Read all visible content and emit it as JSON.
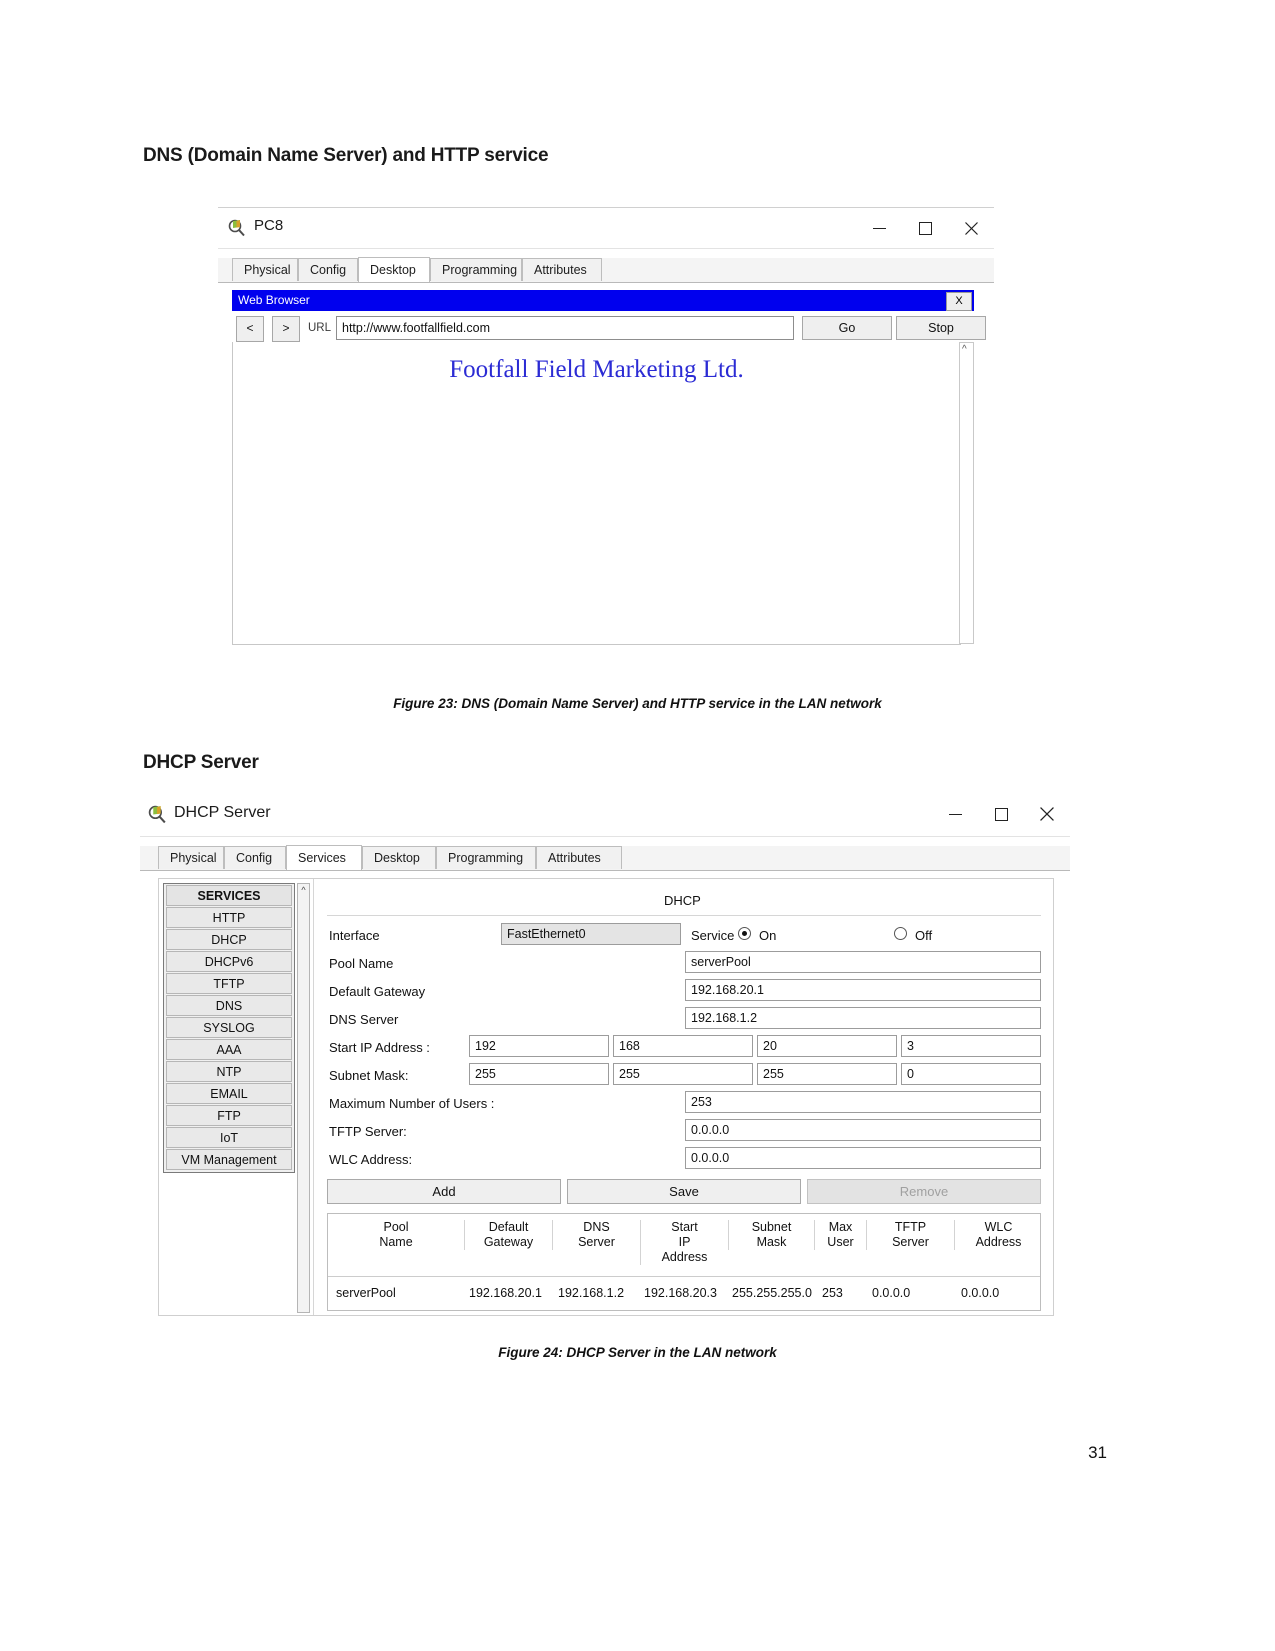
{
  "document": {
    "heading_1": "DNS (Domain Name Server) and HTTP service",
    "heading_2": "DHCP Server",
    "figure_23_caption": "Figure 23: DNS (Domain Name Server) and HTTP service in the LAN network",
    "figure_24_caption": "Figure 24: DHCP Server in the LAN network",
    "page_number": "31"
  },
  "pc_window": {
    "title": "PC8",
    "icon": "packet-tracer-icon",
    "window_controls": {
      "minimize": "minimize-icon",
      "maximize": "maximize-icon",
      "close": "close-icon"
    },
    "tabs": [
      {
        "label": "Physical",
        "active": false
      },
      {
        "label": "Config",
        "active": false
      },
      {
        "label": "Desktop",
        "active": true
      },
      {
        "label": "Programming",
        "active": false
      },
      {
        "label": "Attributes",
        "active": false
      }
    ],
    "browser": {
      "title": "Web Browser",
      "close_label": "X",
      "back_label": "<",
      "forward_label": ">",
      "url_label": "URL",
      "url_value": "http://www.footfallfield.com",
      "url_placeholder": "http://",
      "go_label": "Go",
      "stop_label": "Stop",
      "page_title": "Footfall Field Marketing Ltd.",
      "page_title_color": "#2b2bd4",
      "scroll_up_icon": "chevron-up-icon"
    }
  },
  "dhcp_window": {
    "title": "DHCP Server",
    "icon": "packet-tracer-icon",
    "window_controls": {
      "minimize": "minimize-icon",
      "maximize": "maximize-icon",
      "close": "close-icon"
    },
    "tabs": [
      {
        "label": "Physical",
        "active": false
      },
      {
        "label": "Config",
        "active": false
      },
      {
        "label": "Services",
        "active": true
      },
      {
        "label": "Desktop",
        "active": false
      },
      {
        "label": "Programming",
        "active": false
      },
      {
        "label": "Attributes",
        "active": false
      }
    ],
    "services_sidebar": {
      "header": "SERVICES",
      "items": [
        "HTTP",
        "DHCP",
        "DHCPv6",
        "TFTP",
        "DNS",
        "SYSLOG",
        "AAA",
        "NTP",
        "EMAIL",
        "FTP",
        "IoT",
        "VM Management"
      ]
    },
    "panel": {
      "heading": "DHCP",
      "interface_label": "Interface",
      "interface_value": "FastEthernet0",
      "service_label": "Service",
      "service_on_label": "On",
      "service_off_label": "Off",
      "service_state": "On",
      "pool_name_label": "Pool Name",
      "pool_name_value": "serverPool",
      "default_gateway_label": "Default Gateway",
      "default_gateway_value": "192.168.20.1",
      "dns_server_label": "DNS Server",
      "dns_server_value": "192.168.1.2",
      "start_ip_label": "Start IP Address :",
      "start_ip_octets": [
        "192",
        "168",
        "20",
        "3"
      ],
      "subnet_mask_label": "Subnet Mask:",
      "subnet_mask_octets": [
        "255",
        "255",
        "255",
        "0"
      ],
      "max_users_label": "Maximum Number of Users :",
      "max_users_value": "253",
      "tftp_server_label": "TFTP Server:",
      "tftp_server_value": "0.0.0.0",
      "wlc_address_label": "WLC Address:",
      "wlc_address_value": "0.0.0.0",
      "add_label": "Add",
      "save_label": "Save",
      "remove_label": "Remove"
    },
    "pool_table": {
      "columns": [
        "Pool\nName",
        "Default\nGateway",
        "DNS\nServer",
        "Start\nIP\nAddress",
        "Subnet\nMask",
        "Max\nUser",
        "TFTP\nServer",
        "WLC\nAddress"
      ],
      "rows": [
        {
          "pool_name": "serverPool",
          "default_gateway": "192.168.20.1",
          "dns_server": "192.168.1.2",
          "start_ip_address": "192.168.20.3",
          "subnet_mask": "255.255.255.0",
          "max_user": "253",
          "tftp_server": "0.0.0.0",
          "wlc_address": "0.0.0.0"
        }
      ]
    }
  }
}
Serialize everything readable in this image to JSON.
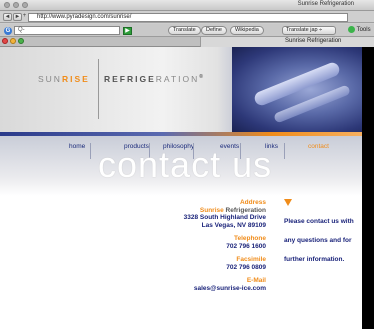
{
  "window": {
    "title": "Sunrise Refrigeration"
  },
  "nav": {
    "back": "◄",
    "forward": "►",
    "plus": "+",
    "url": "http://www.pyradesign.com/sunrise/"
  },
  "toolbar": {
    "google_letter": "G",
    "search_placeholder": "Q-",
    "go": "▶",
    "translate": "Translate",
    "define": "Define",
    "wikipedia": "Wikipedia",
    "translate_select": "Translate jap ÷",
    "tools": "Tools"
  },
  "tab": {
    "title": "Sunrise Refrigeration"
  },
  "brand": {
    "sunrise_pre": "SUN",
    "sunrise_bold": "RISE",
    "refrig_bold": "REFRIGE",
    "refrig_rest": "RATION",
    "mark": "®"
  },
  "menu": [
    {
      "label": "home",
      "active": false
    },
    {
      "label": "products",
      "active": false
    },
    {
      "label": "philosophy",
      "active": false
    },
    {
      "label": "events",
      "active": false
    },
    {
      "label": "links",
      "active": false
    },
    {
      "label": "contact",
      "active": true
    }
  ],
  "heading": "contact us",
  "address": {
    "label": "Address",
    "company_orange": "Sunrise",
    "company_rest": "Refrigeration",
    "street": "3328 South Highland Drive",
    "city": "Las Vegas, NV 89109"
  },
  "telephone": {
    "label": "Telephone",
    "value": "702 796 1600"
  },
  "facsimile": {
    "label": "Facsimile",
    "value": "702 796 0809"
  },
  "email": {
    "label": "E-Mail",
    "value": "sales@sunrise-ice.com"
  },
  "message": {
    "line1": "Please contact us with",
    "line2": "any questions and for",
    "line3": "further information."
  },
  "colors": {
    "accent": "#f08c1a",
    "navy": "#1a237a"
  }
}
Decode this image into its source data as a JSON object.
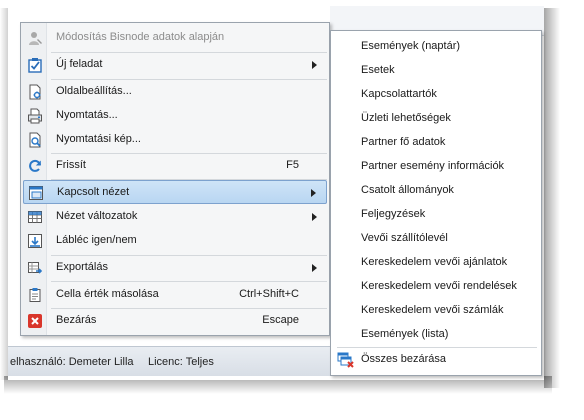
{
  "statusbar": {
    "user_text": "elhasználó: Demeter Lilla",
    "licence_text": "Licenc: Teljes"
  },
  "context_menu": {
    "items": [
      {
        "label": "Módosítás Bisnode adatok alapján",
        "shortcut": "",
        "disabled": true,
        "icon": "person-edit-icon"
      },
      {
        "label": "Új feladat",
        "shortcut": "",
        "submenu": true,
        "icon": "checkbox-task-icon"
      },
      {
        "label": "Oldalbeállítás...",
        "shortcut": "",
        "icon": "page-setup-icon"
      },
      {
        "label": "Nyomtatás...",
        "shortcut": "",
        "icon": "printer-icon"
      },
      {
        "label": "Nyomtatási kép...",
        "shortcut": "",
        "icon": "print-preview-icon"
      },
      {
        "label": "Frissít",
        "shortcut": "F5",
        "icon": "refresh-icon"
      },
      {
        "label": "Kapcsolt nézet",
        "shortcut": "",
        "submenu": true,
        "highlighted": true,
        "icon": "linked-view-icon"
      },
      {
        "label": "Nézet változatok",
        "shortcut": "",
        "submenu": true,
        "icon": "grid-view-icon"
      },
      {
        "label": "Lábléc igen/nem",
        "shortcut": "",
        "icon": "footer-toggle-icon"
      },
      {
        "label": "Exportálás",
        "shortcut": "",
        "submenu": true,
        "icon": "export-icon"
      },
      {
        "label": "Cella érték másolása",
        "shortcut": "Ctrl+Shift+C",
        "icon": "clipboard-icon"
      },
      {
        "label": "Bezárás",
        "shortcut": "Escape",
        "icon": "close-red-icon"
      }
    ]
  },
  "submenu": {
    "items": [
      "Események (naptár)",
      "Esetek",
      "Kapcsolattartók",
      "Üzleti lehetőségek",
      "Partner fő adatok",
      "Partner esemény információk",
      "Csatolt állományok",
      "Feljegyzések",
      "Vevői szállítólevél",
      "Kereskedelem vevői ajánlatok",
      "Kereskedelem vevői rendelések",
      "Kereskedelem vevői számlák",
      "Események (lista)"
    ],
    "close_all_label": "Összes bezárása",
    "close_all_icon": "close-all-windows-icon"
  },
  "colors": {
    "highlight": "#c6def5",
    "highlight_border": "#7da2ce",
    "menu_bg": "#f5f6f7",
    "close_red": "#d9362b",
    "icon_blue": "#2a78c8"
  }
}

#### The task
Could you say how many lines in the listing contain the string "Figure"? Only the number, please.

#### Task result
2